Made in USA

At Lithium Cycles, we proudly build our bikes in America. A lot of work goes into manufacturing each Super73 right here in Orange County, California. From the design to ordering raw materials, take a look at all the different steps that goes into making your Super73. 

    Lithium Cycles is officially certified by the prestigious "Made in California" seal. 


1. From steel to frame

The Super73 is made out of all-American steel. Hundreds of pounds of cold rolled steel comes in the form of round tubing delivered to our facilities every week. The steel tubing is cut to length on a cold saw and bent into shape on our state-of-the-art CNC tube-bending machine. 

The Super73 frame is composed of three sections that are welded together. The forks are made of two symmetric sections. 

Super 73 raw frames 

2. Precision water jet cutting

A Super73 is not just made of steel tubes.
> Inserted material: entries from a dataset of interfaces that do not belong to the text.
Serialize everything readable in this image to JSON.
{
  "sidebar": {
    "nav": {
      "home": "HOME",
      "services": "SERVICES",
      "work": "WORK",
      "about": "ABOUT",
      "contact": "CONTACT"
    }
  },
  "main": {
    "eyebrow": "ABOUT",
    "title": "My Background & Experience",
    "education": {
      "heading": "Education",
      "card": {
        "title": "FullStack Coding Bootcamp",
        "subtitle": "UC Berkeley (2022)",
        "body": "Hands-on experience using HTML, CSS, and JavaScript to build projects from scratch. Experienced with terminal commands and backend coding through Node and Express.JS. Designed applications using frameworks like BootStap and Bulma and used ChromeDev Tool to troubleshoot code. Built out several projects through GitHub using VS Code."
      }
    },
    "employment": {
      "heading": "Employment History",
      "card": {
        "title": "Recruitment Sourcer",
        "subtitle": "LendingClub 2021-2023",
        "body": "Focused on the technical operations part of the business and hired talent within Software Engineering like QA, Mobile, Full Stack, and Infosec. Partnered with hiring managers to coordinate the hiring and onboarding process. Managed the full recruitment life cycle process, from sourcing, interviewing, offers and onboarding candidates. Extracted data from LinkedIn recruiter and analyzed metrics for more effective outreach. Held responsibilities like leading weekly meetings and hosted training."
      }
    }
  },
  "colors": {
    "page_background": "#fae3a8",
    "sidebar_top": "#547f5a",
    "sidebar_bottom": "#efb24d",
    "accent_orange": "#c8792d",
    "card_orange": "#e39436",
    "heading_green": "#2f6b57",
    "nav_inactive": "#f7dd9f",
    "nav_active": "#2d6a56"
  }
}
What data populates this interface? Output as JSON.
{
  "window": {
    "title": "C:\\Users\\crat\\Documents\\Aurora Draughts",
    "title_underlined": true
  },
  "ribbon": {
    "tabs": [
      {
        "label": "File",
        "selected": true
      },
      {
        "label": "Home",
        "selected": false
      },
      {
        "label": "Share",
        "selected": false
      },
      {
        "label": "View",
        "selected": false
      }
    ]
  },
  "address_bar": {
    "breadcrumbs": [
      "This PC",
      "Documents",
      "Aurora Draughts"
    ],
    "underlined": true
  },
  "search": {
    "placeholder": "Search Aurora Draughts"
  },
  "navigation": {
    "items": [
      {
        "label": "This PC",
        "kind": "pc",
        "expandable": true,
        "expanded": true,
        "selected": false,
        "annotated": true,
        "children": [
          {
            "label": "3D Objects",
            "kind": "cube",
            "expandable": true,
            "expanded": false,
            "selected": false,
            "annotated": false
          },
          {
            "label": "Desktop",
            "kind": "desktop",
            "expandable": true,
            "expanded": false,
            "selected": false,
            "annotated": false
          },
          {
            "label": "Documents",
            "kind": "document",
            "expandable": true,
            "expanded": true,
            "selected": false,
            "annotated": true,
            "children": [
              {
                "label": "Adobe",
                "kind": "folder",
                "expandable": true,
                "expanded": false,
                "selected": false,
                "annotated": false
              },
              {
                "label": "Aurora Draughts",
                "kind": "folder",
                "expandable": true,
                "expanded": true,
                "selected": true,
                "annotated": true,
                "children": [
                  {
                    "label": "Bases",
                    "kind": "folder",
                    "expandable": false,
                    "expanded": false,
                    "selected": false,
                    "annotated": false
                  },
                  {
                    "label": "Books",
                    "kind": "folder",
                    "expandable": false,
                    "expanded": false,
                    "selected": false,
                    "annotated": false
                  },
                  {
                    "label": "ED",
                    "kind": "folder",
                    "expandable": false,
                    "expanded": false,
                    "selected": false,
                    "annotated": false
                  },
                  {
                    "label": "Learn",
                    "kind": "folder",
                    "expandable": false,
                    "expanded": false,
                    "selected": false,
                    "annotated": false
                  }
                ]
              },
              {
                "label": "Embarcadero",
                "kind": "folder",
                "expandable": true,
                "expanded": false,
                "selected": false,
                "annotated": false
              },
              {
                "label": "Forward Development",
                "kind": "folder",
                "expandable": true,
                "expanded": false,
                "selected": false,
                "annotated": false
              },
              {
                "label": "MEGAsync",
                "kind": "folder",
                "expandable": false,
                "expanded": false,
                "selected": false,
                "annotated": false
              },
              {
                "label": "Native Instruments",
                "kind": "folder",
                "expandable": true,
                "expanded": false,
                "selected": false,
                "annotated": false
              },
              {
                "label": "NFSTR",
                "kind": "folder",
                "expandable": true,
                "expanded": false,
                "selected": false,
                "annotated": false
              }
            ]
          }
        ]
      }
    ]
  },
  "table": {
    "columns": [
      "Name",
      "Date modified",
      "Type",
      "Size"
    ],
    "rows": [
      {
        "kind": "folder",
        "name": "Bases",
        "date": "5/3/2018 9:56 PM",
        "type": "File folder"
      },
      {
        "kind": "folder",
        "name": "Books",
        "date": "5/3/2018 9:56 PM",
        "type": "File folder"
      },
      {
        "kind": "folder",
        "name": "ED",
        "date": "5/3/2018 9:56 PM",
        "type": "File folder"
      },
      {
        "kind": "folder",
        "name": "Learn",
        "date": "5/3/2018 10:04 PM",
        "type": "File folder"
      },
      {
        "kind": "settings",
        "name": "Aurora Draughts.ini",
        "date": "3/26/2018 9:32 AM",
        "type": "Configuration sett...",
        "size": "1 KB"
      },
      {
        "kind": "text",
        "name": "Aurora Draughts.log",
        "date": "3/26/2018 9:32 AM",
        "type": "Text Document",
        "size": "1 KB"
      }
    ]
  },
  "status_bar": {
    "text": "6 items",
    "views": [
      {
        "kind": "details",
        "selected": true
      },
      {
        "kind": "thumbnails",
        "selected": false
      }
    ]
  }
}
There are 5 other parts (wheel dropouts, fork plates, bottle opener, seat plate, motor mount). These flat components of steel are water jet cut with high precision.  

Super 73 raw parts

The triangular parts you see above are the two plates that hold the Super73's fork together. You also see the seat plate we designed that supports the seat. 

Cup holders & bottle openers

Can't forget the most important piece!

 Super 73 cup holders

3. Welding

Once the frames are bent into shape, we take them over to be tack-welded, so that it's easier to fully weld them together on a fixture. Tack welding is basically lightly welding parts together with "drops" of weld so that it stays in place for the final welding. To avoid having a second person hold the frame pieces together while a welder does his job, fixtures needs to be designed and built to hold them into place. We made those aluminum fixtures on our CNC mill. 

Once the frames are tack welded, we weld the frames together with a tungsten inert gas (tig) welder for a finer result, vs. a metal inert gas (mig) welder, most often used for industrial parts that don't require much refinement. 

Super 73 frame welding

4. Powder Coating

Once the frames and forks are ready, we bring them in batches of 30-50 to our local powder coater. Take a look at what the forks look like before they're painted. 

We can powder coat the frames in virtually any color. There is no minimum!

Super 73 frame

5. Bike parts & electronics

In the meantime, the wheels, brakes, handgrips, wiring, motor, battery and controllers, etc. are stored in our warehouse, ready to be assembled onto the bike when they come back from powder coating. 

These little brass custom chain tension pulleys have been precision CNC milled by SH Precision Air Craft Machining right here in Orange County.

6. Assembly

Next we assemble the bikes using premium stainless steel small hardware and add all the wiring and electric components. The last quality check happens here and we test all bikes thoroughly before delivery. 

Ben assembling Super 73


7. Packaging

Often overlooked, this part is very important. The Super73 is strong, but sometimes components still get damaged when it undergoes the toll of shipping. That's why from the very beginning we invested in a special foam packing machine that basically creates a soft cushiony yet extremely durable bed for each bike to make sure it gets to you safely. 

8. Road Testing

Every Super73 is tested before it leaves our shop. This is when we adjust the brakes, do some of the fine tuning. 

Road Testing Super 73 Wheelie

9. Happy customers

What we're most proud of, besides building our bike frames entirely in Orange County, California, is the reaction that people have once they ride their bike for the first time. See what Douglas, one of our early local Kickstarter backers, says about his first commute to work in San Diego. 

"A quick ride report from me for the benefit of the Lithium team and its backers, particularly David at @Metaform, who inquired about the 73's climbing abilities...
My first complete ride into work this morning was a success! Stats from Strava: distance of 11.8 miles, moving time of 36:36, elevation of 707 feet, average speed of 19.3 mph, and max speed of 29.3 mph.

There're a 5.5%-grade, 1.5-mile hill on my commute. The 73 conquered that hill without a sweat! I began using throttle alone. That got me about 20 mph. Then, I noticed my battery meter showing the battery almost empty--I did not charge before the ride--so I switched to pedal assist 5. I was then going at the high teens. Good workout.

So, all in all, a very successful first ride into work. Very, very satisfied! My gratitude to Lithium Cycles for bringing the Super 73 to market and, more importantly, for putting this perma-smile on my face as if I'm a child riding without a care in the world. Love ❤️ you guys!"

Thank you for helping us build this amazing community of Super73 riders. We hope you'll join us on our next group rides, because there's nothing more thrilling then riding together into town, or off on the sand on a Super73. 










'Merica. Fuck Yeah!